The human eye sends information to the brain at an estimated rate of about 10 megabits per second, roughly the speed of an ethernet connection. Processing such a large bandwidth stream of visual information on behaviorally relevant time scales requires that neurons extract and represent information from visual signals efficiently, i.e. represent the most information for the least cost in time and energy. In essence, the brain needs to compress the visual stream much the same way software compresses the digital representation of a movie. Little is known about how the brain accomplishes this critical task. We propose to investigate the neural mechanisms that extrastriate visual cortex uses to encode motion information in single neurons, populations, and in pursuit eye movement behavior. Neurons in area MT respond selectively to visual motion and provide the visual inputs for smooth pursuit eye movements. By recording neural and behavioral responses together, we can determine not only how cortical neurons compress incoming visual signals to represent them efficiently but also whether those coding strategies are important for behavioral performance. We will build on that paradigm to study how MT neurons jointly encode motion information, guided by recent work in the retina demonstrating enhanced stimulus compression by neural populations. The general aim of the proposed research is to determine how dynamic visual motion stimuli are represented in a cortical neuronal population and how efficiently that sensory information is subsequently read out to generate pursuit. The long-term goal is to determine how the brain represents dynamic sensory information and decodes the cues for behavior under natural conditions. This project could have a profound impact on our understanding of how the brain processes stimuli under natural conditions and for how we conceptualize sensory processing. The study will aid the development of software for retinal prosthetics that will remediate deficits in central visual processing by elucidating how the brain encodes moving scenes.
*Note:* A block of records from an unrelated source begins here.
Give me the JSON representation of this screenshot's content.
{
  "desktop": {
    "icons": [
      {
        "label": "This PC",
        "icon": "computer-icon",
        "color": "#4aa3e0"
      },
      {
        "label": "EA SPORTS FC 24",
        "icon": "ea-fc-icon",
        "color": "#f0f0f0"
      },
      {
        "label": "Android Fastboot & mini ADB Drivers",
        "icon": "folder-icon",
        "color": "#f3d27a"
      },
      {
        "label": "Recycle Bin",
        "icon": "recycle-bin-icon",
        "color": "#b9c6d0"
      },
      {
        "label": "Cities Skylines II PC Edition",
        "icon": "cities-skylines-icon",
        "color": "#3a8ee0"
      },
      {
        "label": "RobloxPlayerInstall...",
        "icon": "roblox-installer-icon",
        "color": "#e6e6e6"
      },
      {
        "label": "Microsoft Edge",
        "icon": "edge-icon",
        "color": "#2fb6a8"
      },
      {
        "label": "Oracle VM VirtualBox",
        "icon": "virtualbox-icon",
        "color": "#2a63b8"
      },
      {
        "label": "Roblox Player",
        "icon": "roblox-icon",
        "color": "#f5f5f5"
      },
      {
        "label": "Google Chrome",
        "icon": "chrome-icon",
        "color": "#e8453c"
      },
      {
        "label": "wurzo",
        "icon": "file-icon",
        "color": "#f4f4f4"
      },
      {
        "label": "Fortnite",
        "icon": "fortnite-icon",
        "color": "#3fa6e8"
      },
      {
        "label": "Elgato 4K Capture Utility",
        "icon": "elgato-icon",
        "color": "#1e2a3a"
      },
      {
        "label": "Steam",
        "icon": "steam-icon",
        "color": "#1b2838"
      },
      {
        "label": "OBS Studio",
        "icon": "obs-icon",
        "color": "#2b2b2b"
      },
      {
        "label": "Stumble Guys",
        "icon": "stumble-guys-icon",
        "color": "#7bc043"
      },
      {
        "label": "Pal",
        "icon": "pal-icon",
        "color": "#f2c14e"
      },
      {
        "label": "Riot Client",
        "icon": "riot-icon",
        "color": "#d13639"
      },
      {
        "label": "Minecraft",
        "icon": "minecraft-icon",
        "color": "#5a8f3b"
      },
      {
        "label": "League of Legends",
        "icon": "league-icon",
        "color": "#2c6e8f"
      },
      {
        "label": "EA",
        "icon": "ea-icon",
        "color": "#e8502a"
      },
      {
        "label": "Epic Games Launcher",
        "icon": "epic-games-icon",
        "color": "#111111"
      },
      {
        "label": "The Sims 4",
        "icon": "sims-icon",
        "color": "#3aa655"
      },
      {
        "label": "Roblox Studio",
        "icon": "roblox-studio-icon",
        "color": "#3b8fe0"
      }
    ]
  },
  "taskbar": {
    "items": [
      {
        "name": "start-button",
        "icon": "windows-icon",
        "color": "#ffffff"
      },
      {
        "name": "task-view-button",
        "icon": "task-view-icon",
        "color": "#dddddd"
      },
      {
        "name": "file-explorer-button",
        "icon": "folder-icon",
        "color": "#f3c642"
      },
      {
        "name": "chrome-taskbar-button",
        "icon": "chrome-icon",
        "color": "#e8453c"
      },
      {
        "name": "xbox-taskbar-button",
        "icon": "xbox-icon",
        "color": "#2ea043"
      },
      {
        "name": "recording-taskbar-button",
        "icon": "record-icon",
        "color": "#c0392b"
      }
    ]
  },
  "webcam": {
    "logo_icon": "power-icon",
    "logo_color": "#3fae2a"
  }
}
Our Aims are to study (1) the Efficient sensory coding of dynamic motion stimuli in cortical area MT and pursuit. An adaptive sensory code maximizes information transfer by adjusting sensitivity and integration time to the current stimulus conditions. We will test the hypothesis that MT neurons adaptively encode motion, and that their coding efficiency impacts pursuit performance while the eyes are in flight. In natural moving scenes, fluctuations in motion are correlated across many time scales. We will measure the compression efficiency in MT firing and pursuit tracking of naturalistic motion by computing the mutual information between present response and future stimulus.
Our second Aim (2) is to Quantify dynamic MT population encoding of motion inputs for pursuit. We will use the precision of pursuit as a benchmark to constrain models of cortical population coding, dissecting the contribution of patterns of spikes and silences -- across time and across populations of MT neurons -- to the encoding of target motion and to measure the size of the coding pool.!
The long-term impact of this study on human health will be to aid the development of prosthetics that remediate deficits in central visual processing. This project could have a profound impact on our understanding of how the brain processes stimuli under natural conditions and for how we conceptualize sensory processing.